It is a very delicate species. In fact, seahorse is sensitive to environmental changes in water temperature and its chemical quality as well. For this reason, humans are one of their biggest enemies.

Pygmys are so beautiful and have such bright colours. As a consequence, they are in high demand by the aquarist.

To sum up, all seahorse are subject to different protection measures worldwide.

Where can we see pygmy seahorse in Bali?

Pygmy seahorse live in gorgonians along the entire coast of Bali.

The most common pygmies here are Bargibanti and Denise.

Their small size and perfect camouflage make them very difficult to find them. We are ready to take the chance! Truth is the best sites to see them are Seraya, Amed, Tulamben and Padangbai.

Be a responsible diver

Follow the code of conduct of a responsible diver. Control your buoyancy and avoid touching anything underwater. Only take photos and leave only bubbles!

A remark for underwater photographers. Pygmy seahorse does not have eyelids. For this reason, they are extremely sensitive to light. Bear that in mind when you go to take photos of these little creatures. Also do not use flash or external lights.

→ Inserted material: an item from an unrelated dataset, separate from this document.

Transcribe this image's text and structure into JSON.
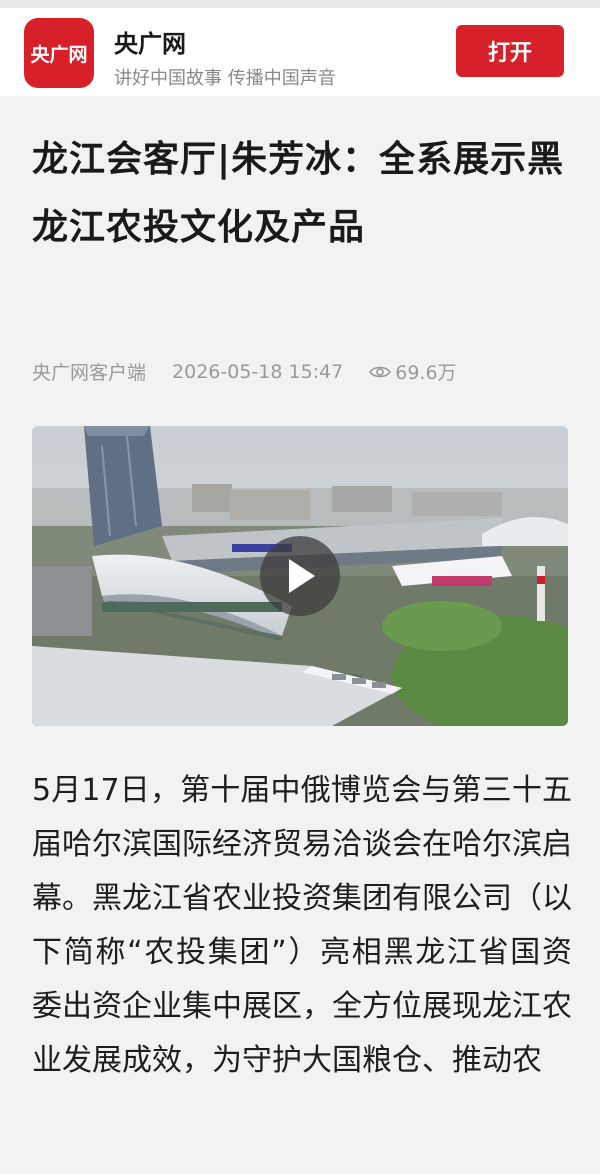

Would you like to dive with us? Then, send us an email to southerndreamsdiving@gmail.com